but just as theme winds down and the motion ceases, the harmony shifts from under us, and we’re returned to the flurry of main theme, this time in A, finishing agin with an abrupt V-I cadence.
After a brief transition we’re in another buzzy minor second section, only this time the buzzy minor seconds are accompanying a sped up restatement of the “serene” theme from a few moments ago, although with the buzzy background, much of the serenity has been lost.[audio:http://musicvstheater.com/wordpress/wp-content/uploads/2010/04/ExSerene.mp3|titles=ExSerene]
This idea is repeated several times as the “theme formerly known as serene” is handed off between the voices, when the spread tone cluster from before starts to interject. This cluster raises in pitch and intensity and just as it reaches it’s most dissonant and strident point, the tension evaporates into a most improbably joyful waltz.[audio:http://musicvstheater.com/wordpress/wp-content/uploads/2010/04/Waltz.mp3|titles=Waltz]
This is my favorite part of the piece, the reward for the tension we’ve experienced for much of the movement. The lydian flavored countermelody found in the main theme takes center stage here, the buzzing minor seconds transform into lilting apoggiaturas in the violins.

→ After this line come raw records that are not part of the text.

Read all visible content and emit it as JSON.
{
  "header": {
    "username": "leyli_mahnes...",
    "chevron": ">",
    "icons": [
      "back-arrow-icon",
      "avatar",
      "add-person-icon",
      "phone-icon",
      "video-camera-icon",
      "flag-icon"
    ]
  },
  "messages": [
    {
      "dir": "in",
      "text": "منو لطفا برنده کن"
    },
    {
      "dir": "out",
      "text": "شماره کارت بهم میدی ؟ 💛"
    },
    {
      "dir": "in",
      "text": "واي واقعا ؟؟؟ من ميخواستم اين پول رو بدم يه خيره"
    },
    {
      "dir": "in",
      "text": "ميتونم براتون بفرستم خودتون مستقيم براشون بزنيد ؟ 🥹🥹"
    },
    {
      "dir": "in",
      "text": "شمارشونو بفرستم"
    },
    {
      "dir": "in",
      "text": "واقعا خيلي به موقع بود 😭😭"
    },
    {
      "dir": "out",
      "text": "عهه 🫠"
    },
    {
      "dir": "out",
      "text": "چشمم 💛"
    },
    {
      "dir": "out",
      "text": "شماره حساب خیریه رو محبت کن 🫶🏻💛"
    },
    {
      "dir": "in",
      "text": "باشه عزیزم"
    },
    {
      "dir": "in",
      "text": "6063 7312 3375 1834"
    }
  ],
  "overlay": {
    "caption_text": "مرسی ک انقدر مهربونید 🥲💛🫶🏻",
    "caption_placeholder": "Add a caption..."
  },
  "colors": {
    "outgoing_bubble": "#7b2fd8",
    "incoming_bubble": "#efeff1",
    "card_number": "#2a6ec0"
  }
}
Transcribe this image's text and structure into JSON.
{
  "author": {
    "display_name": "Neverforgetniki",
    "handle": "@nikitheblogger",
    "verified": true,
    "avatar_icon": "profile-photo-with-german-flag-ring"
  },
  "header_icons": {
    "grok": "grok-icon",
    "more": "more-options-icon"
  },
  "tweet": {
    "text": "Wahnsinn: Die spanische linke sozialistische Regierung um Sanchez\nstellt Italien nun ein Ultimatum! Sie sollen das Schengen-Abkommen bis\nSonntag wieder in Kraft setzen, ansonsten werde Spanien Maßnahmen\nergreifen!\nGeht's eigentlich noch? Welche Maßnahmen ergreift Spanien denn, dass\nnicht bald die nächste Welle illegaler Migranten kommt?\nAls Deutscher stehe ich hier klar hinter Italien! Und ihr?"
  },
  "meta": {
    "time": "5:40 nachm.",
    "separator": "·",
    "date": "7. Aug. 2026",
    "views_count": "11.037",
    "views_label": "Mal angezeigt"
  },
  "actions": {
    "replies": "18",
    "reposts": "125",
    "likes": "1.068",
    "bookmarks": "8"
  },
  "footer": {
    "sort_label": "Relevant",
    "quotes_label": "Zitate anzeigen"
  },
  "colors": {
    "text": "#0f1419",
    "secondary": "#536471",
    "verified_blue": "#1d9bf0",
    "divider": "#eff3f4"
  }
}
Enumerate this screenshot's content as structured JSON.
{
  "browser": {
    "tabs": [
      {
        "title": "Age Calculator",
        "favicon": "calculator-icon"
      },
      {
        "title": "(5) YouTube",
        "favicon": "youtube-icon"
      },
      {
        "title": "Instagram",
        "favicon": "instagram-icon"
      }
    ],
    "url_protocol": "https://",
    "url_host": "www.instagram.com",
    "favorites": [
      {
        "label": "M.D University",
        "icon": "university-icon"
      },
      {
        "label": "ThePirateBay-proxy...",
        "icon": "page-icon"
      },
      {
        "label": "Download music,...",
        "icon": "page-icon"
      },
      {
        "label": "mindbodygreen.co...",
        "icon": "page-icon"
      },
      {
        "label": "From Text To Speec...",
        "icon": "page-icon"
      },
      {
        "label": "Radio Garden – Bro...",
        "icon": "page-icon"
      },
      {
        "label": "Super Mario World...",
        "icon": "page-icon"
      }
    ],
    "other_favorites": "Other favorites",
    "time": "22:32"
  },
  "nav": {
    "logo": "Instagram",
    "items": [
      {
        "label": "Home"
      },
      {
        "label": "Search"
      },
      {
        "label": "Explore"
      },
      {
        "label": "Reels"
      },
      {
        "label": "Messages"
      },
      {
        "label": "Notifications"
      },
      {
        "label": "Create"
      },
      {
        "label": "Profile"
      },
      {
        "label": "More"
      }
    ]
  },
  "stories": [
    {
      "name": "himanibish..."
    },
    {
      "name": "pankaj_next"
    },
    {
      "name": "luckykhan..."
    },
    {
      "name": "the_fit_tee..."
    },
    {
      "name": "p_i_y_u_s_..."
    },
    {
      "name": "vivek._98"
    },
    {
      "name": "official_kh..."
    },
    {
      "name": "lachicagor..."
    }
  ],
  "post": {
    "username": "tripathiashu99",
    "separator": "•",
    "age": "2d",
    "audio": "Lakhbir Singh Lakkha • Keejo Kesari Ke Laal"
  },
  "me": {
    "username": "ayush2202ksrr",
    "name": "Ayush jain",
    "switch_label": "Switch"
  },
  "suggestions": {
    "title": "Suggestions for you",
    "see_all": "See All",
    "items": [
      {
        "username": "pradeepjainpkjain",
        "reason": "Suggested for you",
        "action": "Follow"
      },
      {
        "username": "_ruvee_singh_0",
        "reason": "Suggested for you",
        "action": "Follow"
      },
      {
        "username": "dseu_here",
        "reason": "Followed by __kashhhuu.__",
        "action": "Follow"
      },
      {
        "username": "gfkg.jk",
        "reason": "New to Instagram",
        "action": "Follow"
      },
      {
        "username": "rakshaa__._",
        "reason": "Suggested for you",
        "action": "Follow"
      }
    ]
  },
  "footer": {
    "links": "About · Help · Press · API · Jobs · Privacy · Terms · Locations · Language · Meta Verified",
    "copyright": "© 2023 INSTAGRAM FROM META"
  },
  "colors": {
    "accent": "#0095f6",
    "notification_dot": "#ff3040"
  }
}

This abrupt change in character was partially inspired by a strange moment in Bartok’s Fifth String quartet. Following a series of ferocious double stops, Bartok restates his main theme in a surreal stately dance, like something out of Haydn. It’s not clear what his intention was. Satire? A joke? Was he making fun of someone (as he skewered Shostakovich in his Concerto for Orchestra)? I don’t think there’s a definitive answer.[audio:http://musicvstheater.com/wordpress/wp-content/uploads/2010/04/BartokQuartet5.mp3|titles=BartokQuartet5]
But, like the surreal moment in the Bartok, the joyful moment here is short lived. As the song starts to wind down to a contented murmur we evolve (or devolve) back into the buzzing minor seconds of the introduction, but this time the idea is more fragmented. Rather than crescendoing towards the same beat as an ensemble, each instrument crescendos to its own double stop at different times as the rest of the players continue. That creates a swirling foundation of bubbling minor seconds with sparks suddenly flaring up out of the stew. The sparks start flying more quickly and start expanding into their own minor second phrases, eventually building to a group of furious half step trills.[audio:http://musicvstheater.com/wordpress/wp-content/uploads/2010/04/Sparks.mp3|titles=Sparks]
We’re almost at the end. The music seems to know this and uses a series of half step sixteenth notes, as if winding up for the last pitch. After a brief pause, perhaps to catch it’s breath, the coda begins. The main theme of the first and third movements are superimposed over each other while the cello accompanies with a descending scale. The buzzing minor second theme makes an appearance, and[audio:http://musicvstheater.com/wordpress/wp-content/uploads/2010/04/Coda.mp3|titles=Coda]
In the last measures, even the lydian countermelody shows up briefly, again in the viola, just before the piece ends with a half step trill suddenly crescendoing into a C major chord, not all that different than the opening gesture of the movement.[audio:http://musicvstheater.com/wordpress/wp-content/uploads/2010/04/Finale.mp3|titles=Finale]